I'm also in a third band, Oneida, playing guitar. I'm sort of an adjunct member. It's only when I go to New York - obviously it's a heavy commute but sometimes it's worthwhile to fly out for one show. I'm friends with Bobby, the keyboardist - we went to college together and Trans Am played some shows with Oneida a few years ago. I've been a fan of their music for a while, and they asked me to join a couple years ago when I was in NYC. I've done some recording with them in past - they're really open-minded as a band and they're always trying to mix it up, trying to keep it interesting.

G: What do all these bands you're in have in common?
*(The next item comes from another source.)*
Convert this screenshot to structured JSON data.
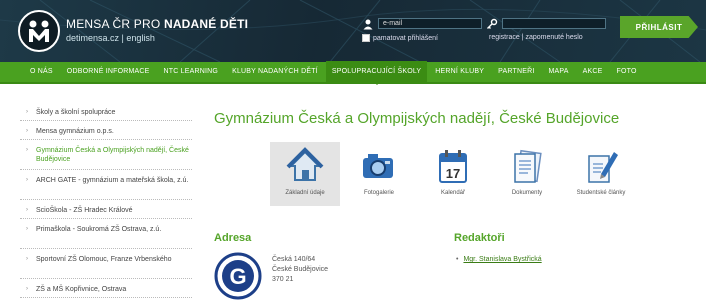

PM: It's weird - all three bands are totally different. But all three have a similar MO. They're all DIY and come from the same place, the work ethic. All bands like to do it just for fun. Professional aspirations aside, it's about friends getting together to play music. Also all three bands tour at about the same level, play the same clubs, a lot of the same circle of friends.

G: What's going on with Trans Am now?
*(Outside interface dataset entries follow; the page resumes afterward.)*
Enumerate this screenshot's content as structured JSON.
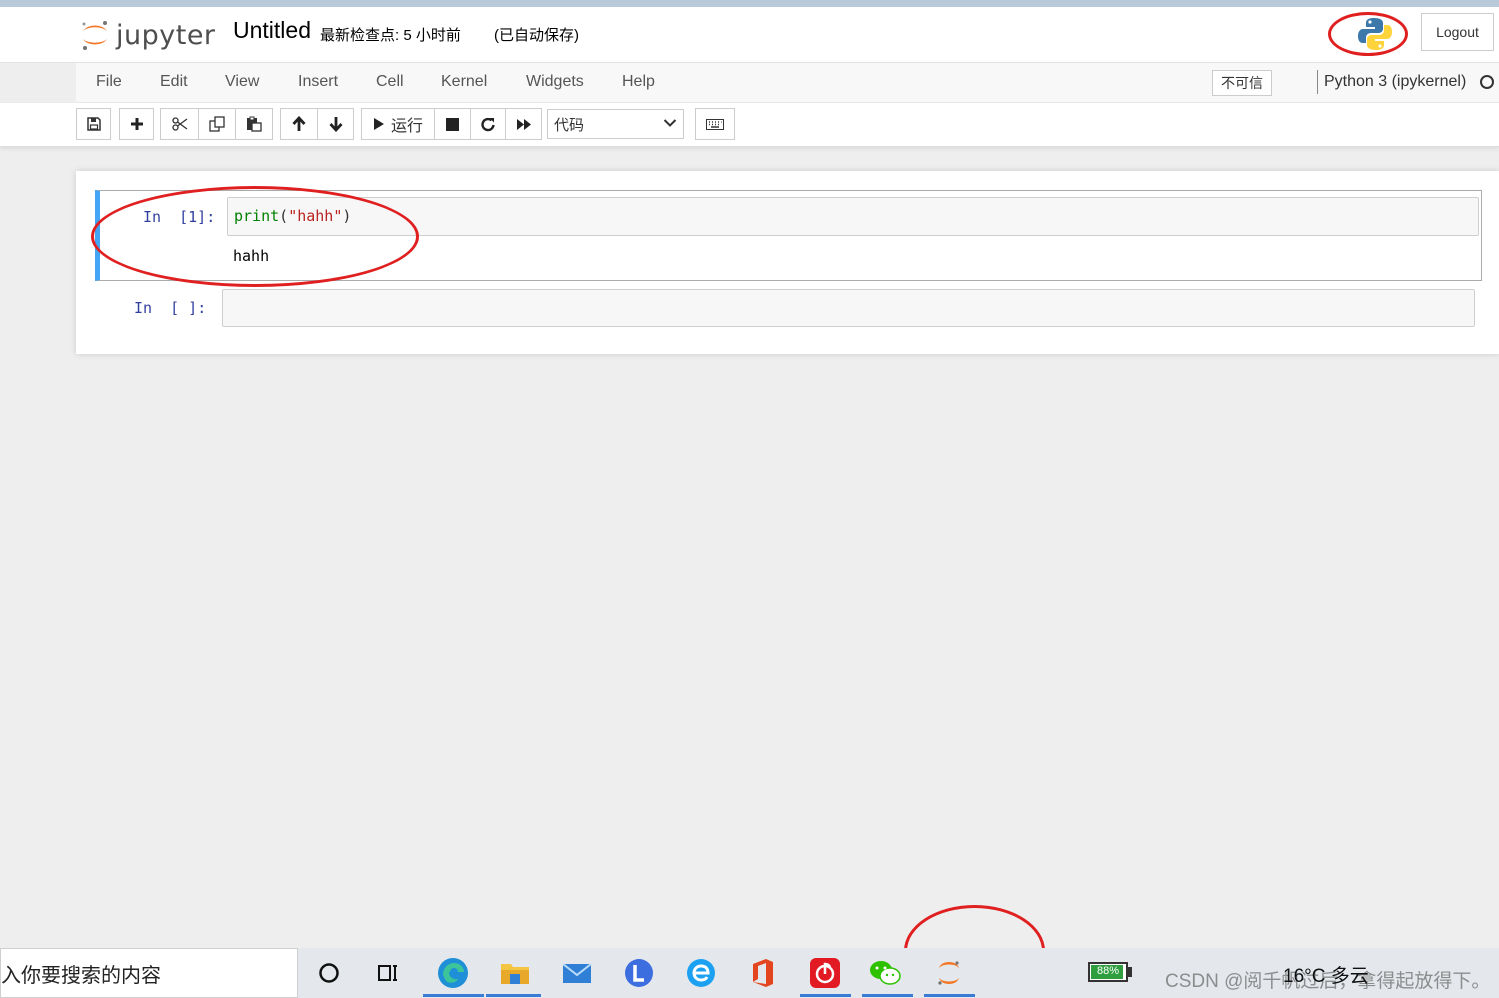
{
  "header": {
    "logo_text": "jupyter",
    "notebook_title": "Untitled",
    "checkpoint": "最新检查点: 5 小时前",
    "autosave": "(已自动保存)",
    "logout_label": "Logout"
  },
  "menubar": {
    "items": [
      "File",
      "Edit",
      "View",
      "Insert",
      "Cell",
      "Kernel",
      "Widgets",
      "Help"
    ],
    "trust_label": "不可信",
    "kernel_name": "Python 3 (ipykernel)"
  },
  "toolbar": {
    "run_label": "运行",
    "cell_type": "代码"
  },
  "cells": [
    {
      "prompt": "In  [1]:",
      "code_fn": "print",
      "code_open": "(",
      "code_str": "\"hahh\"",
      "code_close": ")",
      "output": "hahh"
    },
    {
      "prompt": "In  [ ]:",
      "code_fn": "",
      "output": ""
    }
  ],
  "taskbar": {
    "search_text": "入你要搜索的内容",
    "battery": "88%",
    "weather": "16°C 多云",
    "watermark": "CSDN @阅千帆过后，拿得起放得下。"
  },
  "colors": {
    "selected_cell_bar": "#42a5f5",
    "annotation_red": "#e02020",
    "prompt_blue": "#303f9f",
    "keyword_green": "#008000",
    "string_red": "#ba2121"
  }
}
PM: It's the third or fourth day of touring in the US. We just finished a month-long tour in Europe - we had 10 days off and now we're starting up in the US. It's been going really well.

We went into this new record [Sex Change] without any sort of concept. With some records we had a concept that ran through the whole thing - this time we wrote songs, put it together, and made a record. There was no preconceived thread. We were just excited to play together because we've been spending some time in different places. Nathan was living in New Zealand, and Sebastian lives in London. We went down to New Zealand to record the record and did some touring down there. We recorded the second half in Oneida's studio and then mixed it at Tiny Telephone.


I think the mood of the record is pretty up and that might be the one thing that’s consistent. Liberation is obviously pretty heavy and dark. It was kind of a relief to leave it.

I would like to say something about the bands we're touring with: Zombie are from Pittsburgh - keyboards and bas and drums. The keyboard player also plays bass guitar and they're really sort of soundtracky. Good time rock 'n' roll. And Black Taj is a cross between Steve Miller and Jimi Hendrix - they're good friends of ours from North Carolina. A couple of the guys used to be in the band Polvo.

G: Any adventures in Europe?

PM: In Marseille, our tires were slashed. We were driving a British van, and there were riots between British hooligan football fans and Algerian fans. We had some equipment stolen in Ljubljana. No days off so it was kinda stressful - we went everywhere from as far north as Copenhagen and as far east as Vienna and as far south as Bologna.

The most rabid Trans Am fans are in Poland, Slovenia, Crotia - a huge group of Crotian fans… normally Zagreb and Ljubljana. A crew of guys drove up through the snow to make it to the show, and it was the nutty night. I don't know why we strike a chord there. We started touring Eastern Europe in the late '90s. They're definitely more reckless, more crazy dancing, and I think maybe it's because for such a long time they haven't had bands traveling there.